Alas, that's often been an issue for Owens, who averaged 3.4 walks per nine innings last season in Boston and, in four starts earlier this season, a bloated 9.3 walks per nine innings.

On Thursday night, Owens showed far better control, issuing just two walks. Further, he managed to pitch ahead in the count, giving him an advantage against the New York lineup. And mixing his changeup and fastball, he fanned six.

* Robby Scott had a bad night at a bad time.

Scott's in the mix to make the Red Sox post-season roster as a lefty specialist, competing against the likes of Fernando Abad.

He had been effective in most of his previous outings, with no runs allowed in six appearances with five strikeouts and a walk.

But brought in to face Brian McCann with runners on first and second and one out in the sixth, he yielded a single to center.

After getting Aaron Hicks on a flyout, he walked rookie Tyler Austin to force in a run, then heaved a wild pitch that scored another run before retiring Brett Gardner on a flyout.

Keeping in mind that Scott wouldn't be asked to face that many righthanders were he to make the post-season roster, Thursday's outing wasn't helpful in making his case.

* Yoan Moncada is gone for now.

The Red Sox announced that the rookie third baseman had traveled to Fort Myers to prepare for his upcoming assignment in the Arizona Fall League next month.

Expectations were high for Moncada when he joined the Red Sox on Labor Day weekend in Oakland and when he collected multiple hits in each of his first two starts, it appeared as though he would get most of the playing time at third for the remainder of the season.

But not long after, Moncada began chasing breaking balls out of the strike zone and looking very much overmatched at the plate. HE struck out in nine consecutive at-bats.

That doesn't mean that Moncada won't someday -- likely in the not-too-distant future -- be a very good major league player. But it is a reminder of how big a jump it is to go from Double A.

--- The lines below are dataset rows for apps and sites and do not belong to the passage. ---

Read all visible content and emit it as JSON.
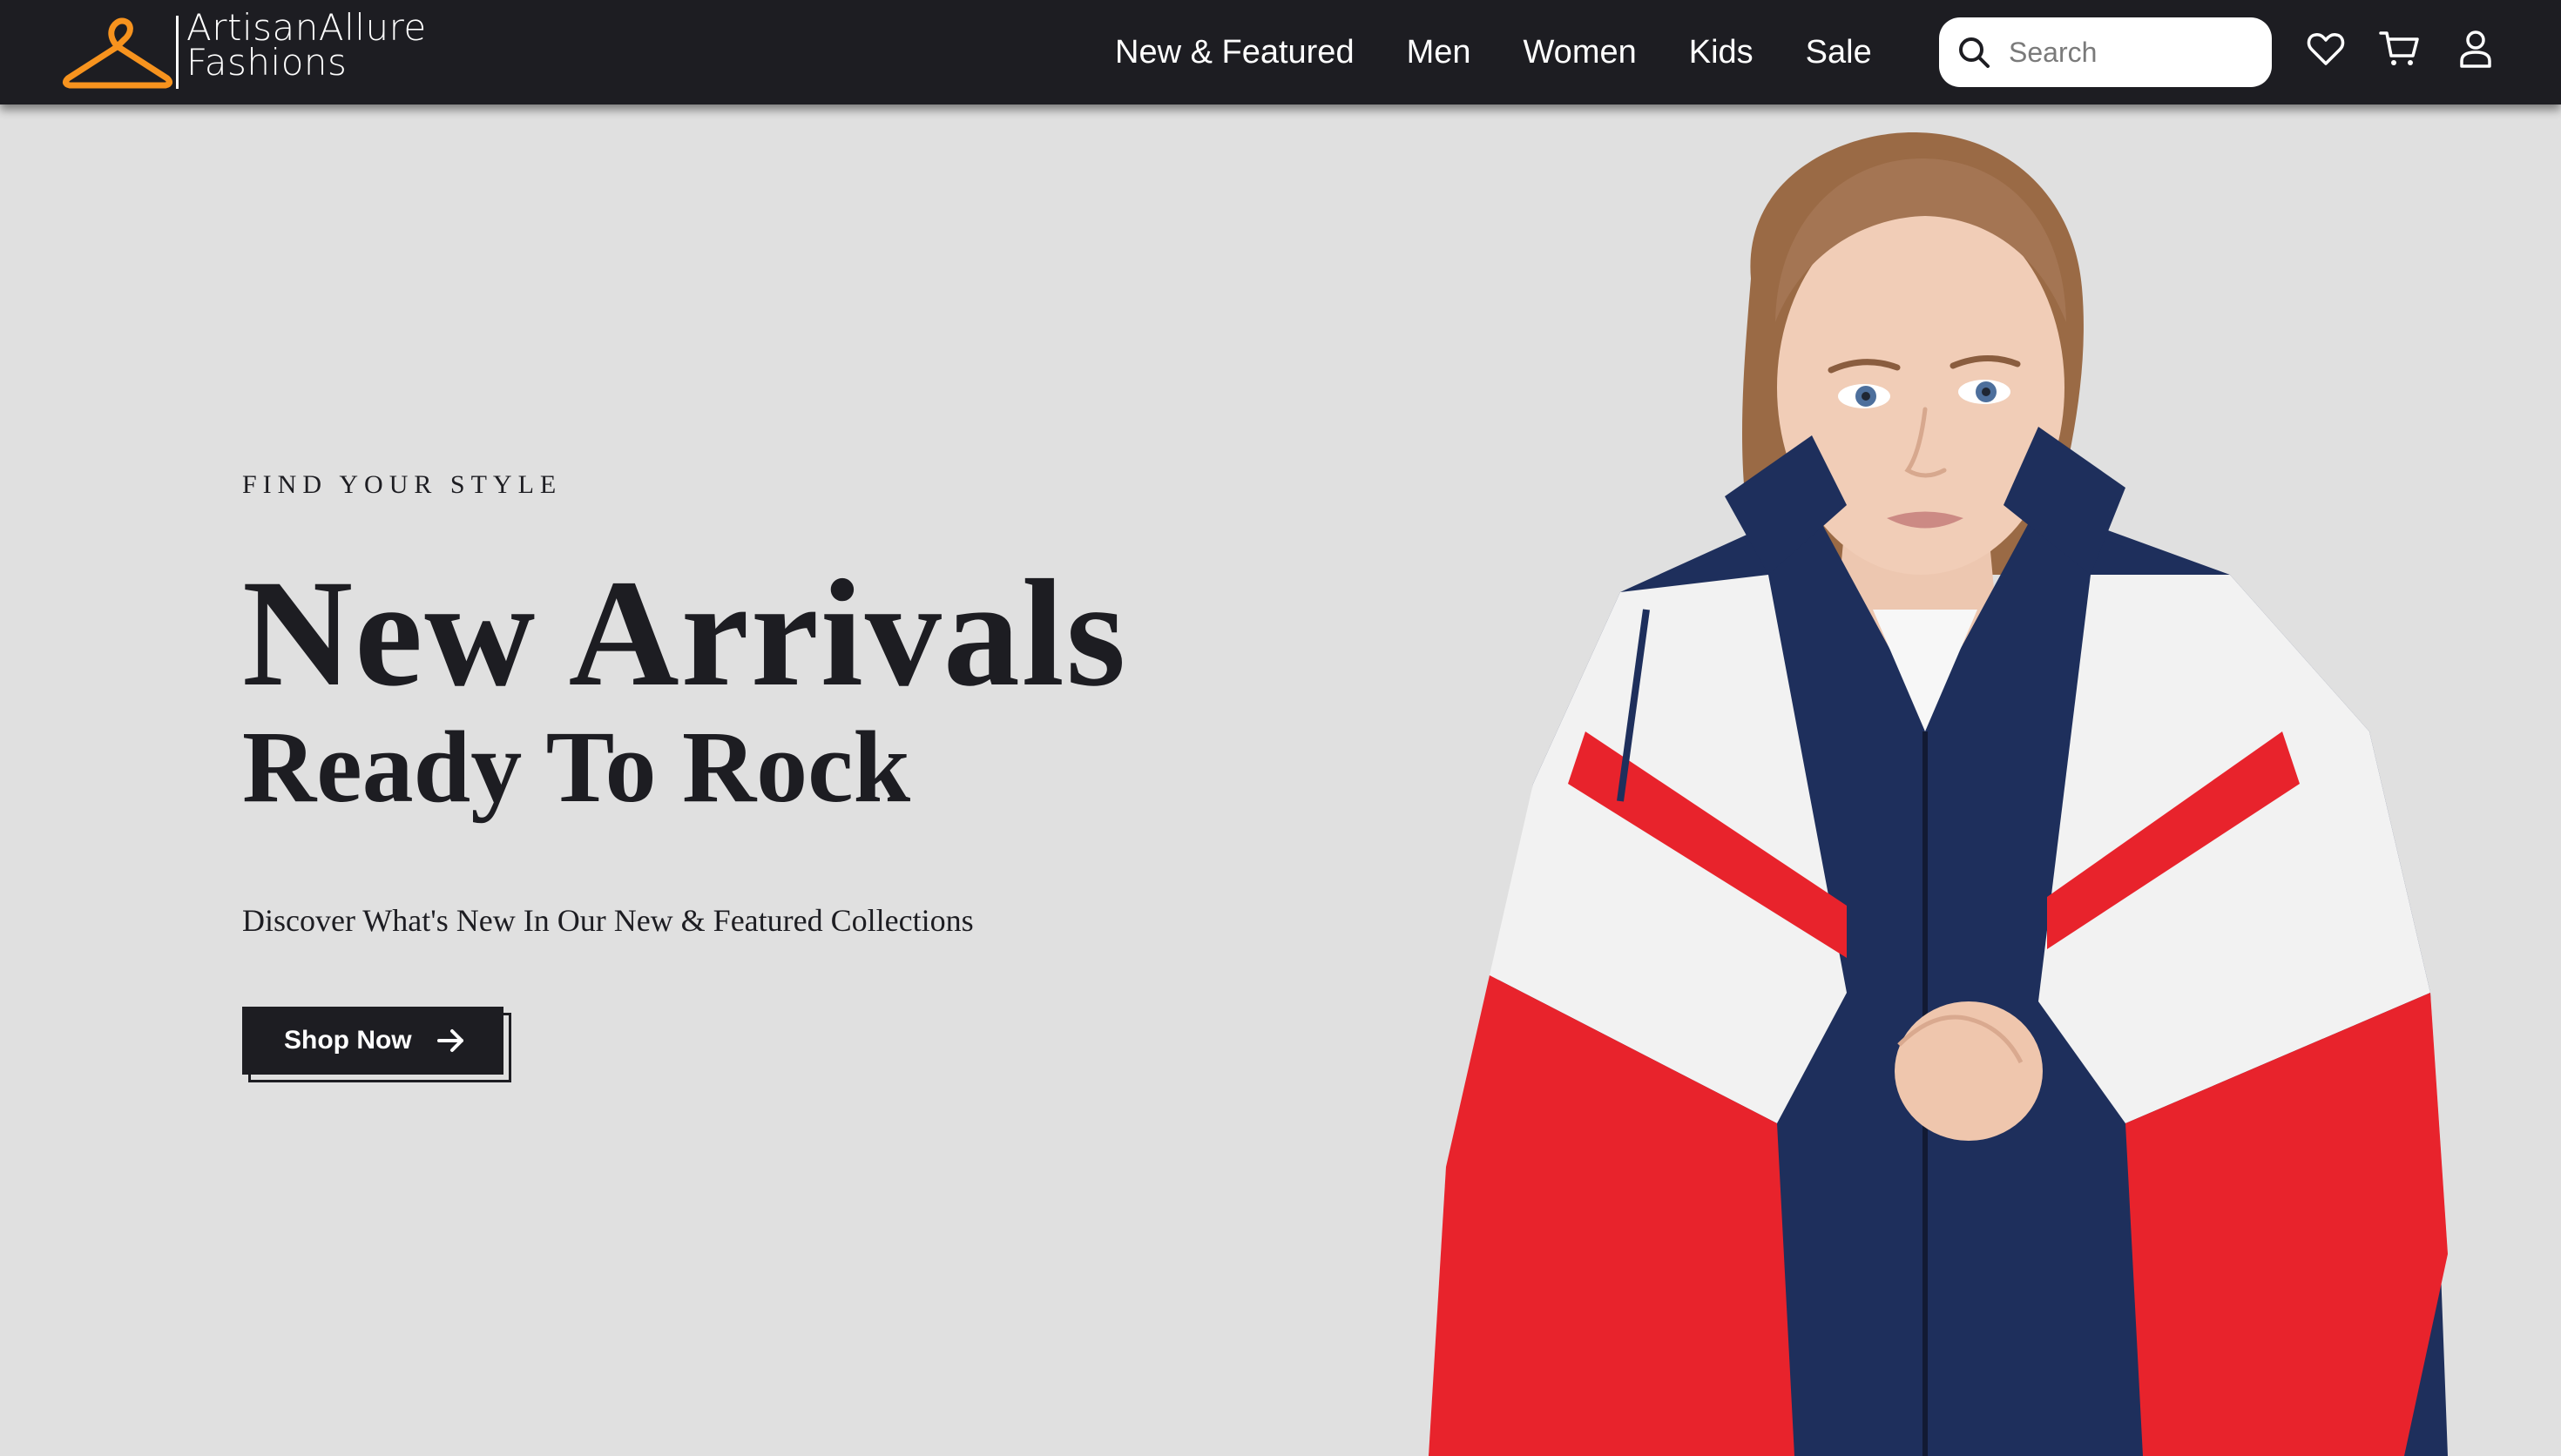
{
  "brand": {
    "line1": "ArtisanAllure",
    "line2": "Fashions",
    "accent_color": "#f7931e"
  },
  "nav": {
    "links": [
      {
        "label": "New & Featured"
      },
      {
        "label": "Men"
      },
      {
        "label": "Women"
      },
      {
        "label": "Kids"
      },
      {
        "label": "Sale"
      }
    ],
    "search_placeholder": "Search",
    "icons": [
      "heart-icon",
      "cart-icon",
      "user-icon"
    ]
  },
  "hero": {
    "eyebrow": "FIND YOUR STYLE",
    "headline": "New Arrivals",
    "subheadline": "Ready To Rock",
    "description": "Discover What's New In Our New & Featured Collections",
    "cta_label": "Shop Now"
  },
  "colors": {
    "navbar_bg": "#1d1d22",
    "page_bg": "#e0e0e0",
    "text_dark": "#1d1d22",
    "jacket_navy": "#1e2f5c",
    "jacket_red": "#e8232c",
    "jacket_white": "#f2f2f2"
  }
}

And, it served to point out how remarkable Andrew Benintendi has been in making that same jump.